The other two works, also written for Petri, are receiving their premiere recordings here. Pelle Gudmundsen-Holmgreen's name will not be new to those who are interested in modern classical music, however. Initially a serialist, this composer moved into new territory in 1960s with neo-Dadaist works that “single-mindedly set out to rid music of its affects and affectations.” One might add, “and to free listeners from their expectations.” Chacun Son Son (literally, “to each their own sound”) is less a recorder concerto and, according to the composer, “more a ritual” in which the recorder “is completely integrated into the woodwind section as primus inter pares (first among equals), as the first voice in a long-breathed canon.” Chacun Son Son sounds like a musical representation of a mobile by Alexander Calder. . .a mobile that is blown into motion by increasingly brisk winds before it breaks into pieces. Gudmundsen-Holmgreen's music, even though it can seem more like meta-music, smiles mischievously, and it is difficult not to smile back at it. Petri is a good sport about a solo part that really isn't a solo part, and all of the musicians play out their roles with skill and mild-mannered objectivity.

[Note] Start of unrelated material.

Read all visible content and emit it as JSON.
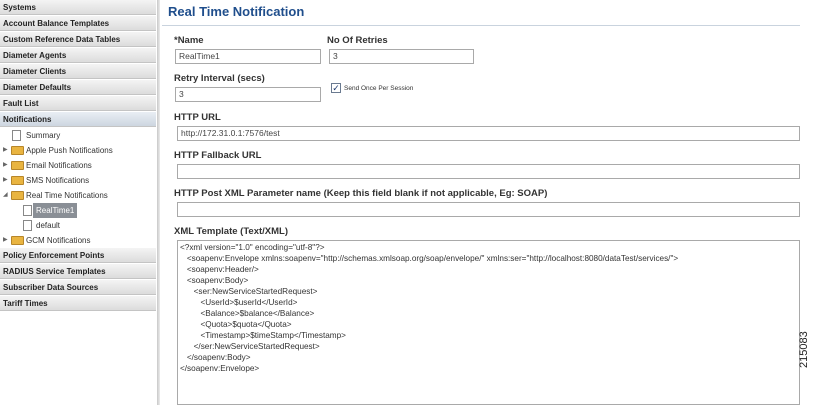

Sunleif Rasmussen was born in 1961 on the Faroe Islands. Coming from such a tiny and remote place, he can hardly help being keenly aware of the natural world, and this awareness seems to color his music. The title Territorial Songs is an allusion to birdsong, which birds use not only to attract a mate, but also to establish their personal territory. In this work, the composer “extends this idea of 'territorial space' to the orchestra, letting some sections play independent of the conductor, marking their own territory in the orchestral landscape.” Thus, the music functions on both descriptive and absolute levels. The recorder certainly can sound like birdsong, and at many times it does in this work, but Rasmussen has more up his sleeve than imitation. In this work he has created a sound-world whose interest derives, in large part, from unexpected instrumental sonorities and juxtapositions. There's nothing cliched about it. Petri and her partners are finely attuned to its shapes and shades.

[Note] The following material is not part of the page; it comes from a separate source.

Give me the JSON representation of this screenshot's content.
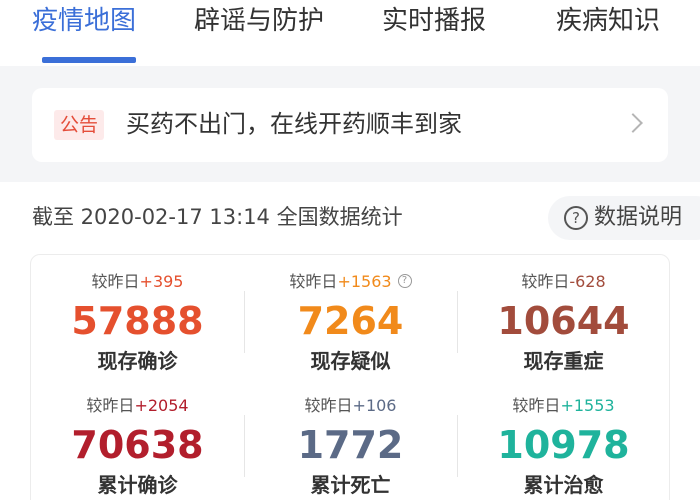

Early in her career, Petri's youth and physical beauty opened doors for her, and for her recorder. In the world of classical music, as elsewhere, young artists sometimes are forgotten as the novelty fades and new pretty young things appear. Petri no longer records for Philips or RCA Victor, it's true, but now she is more free to follow her artistic inclinations than ever before, and that gives her a loveliness that no skin cream or shampoo could ever hope to lend! Petri is an honest, fabulously talented musician who is doing as much for her instrument, if not more, than any recorder virtuoso has ever done. Raymond Tuttle, September 2015